Ichiro is hitting when he’s playing, he’s just not playing that much these days. So why not give him something else to do, Joe Girardi?
He just may, David Waldstein of the New York Times reports. After noting that the Yankees have played a lot of long games and burned through a lot of players, Girardi tells Waldstein that Ichiro may be the next position player he calls on in a blowout. And Ichiro likes the idea:
“I would be happy to help if they need me,” he said, his eyes brightening at the prospect of it.
Suzuki pitched to one batter in the 1996 Japan All-Star Game, and with his free-and-easy delivery, he induced a ground ball for an out from a pitcher.
Suzuki has two strong pitches.
“Fastball and slider,” he said with pride. “But like all Japanese pitchers, the splitter is my bread and butter.”
My bread and butter. I feel like that kind of hubris is kangaroo court fine-worthy. Not that I wouldn’t want to see him on the mound. God, now that I think about it, that may be the best reason to watch a Yankees game all year.
Oft-injured pitcher Josh Johnson is retiring from baseball, ESPN’s Jerry Crasnick is reporting.
Johnson, 32, hasn’t pitched in the majors since 2013. The right-hander underwent his third Tommy John surgery in September 2015 but wasn’t able to bounce back.
Johnson spent most of his career with the Marlins, but also pitched for the Blue Jays in the big leagues, as well as the Padres in the minors. He retires with a career 3.40 ERA, 915 strikeouts across 998 innings in the majors, and two All-Star nominations. Johnson led the National League with a 2.30 ERA in 2010, finishing fifth in NL Cy Young Award balloting. One wonders what he could have accomplished if he was able to stay healthy.
The Angels are nearing a multi-year deal with free agent third baseman Luis Valbuena, Jeff Fletcher of the Orange County Register reports. It’s believed to be a two-year contract with a third-year option.
Valbuena, 31, hit .260/.357/.459 with 13 home runs and 40 RBI in 342 plate appearances in 2016. He missed most of the second half with a hamstring injury, for which he underwent surgery in late August.

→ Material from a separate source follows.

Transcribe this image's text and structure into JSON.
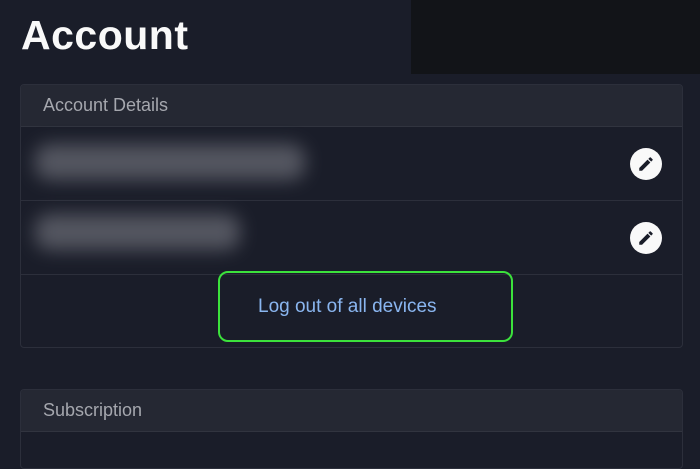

Valbuena has played a majority of his career at third base, but also has extensive experience at second base and has racked up innings at first base and shortstop as well. He won’t play every day for the Angels, as Yunel Escobar lays claim to third base and C.J. Cron first base, but he will give them flexibility and a left-handed bat off the bench.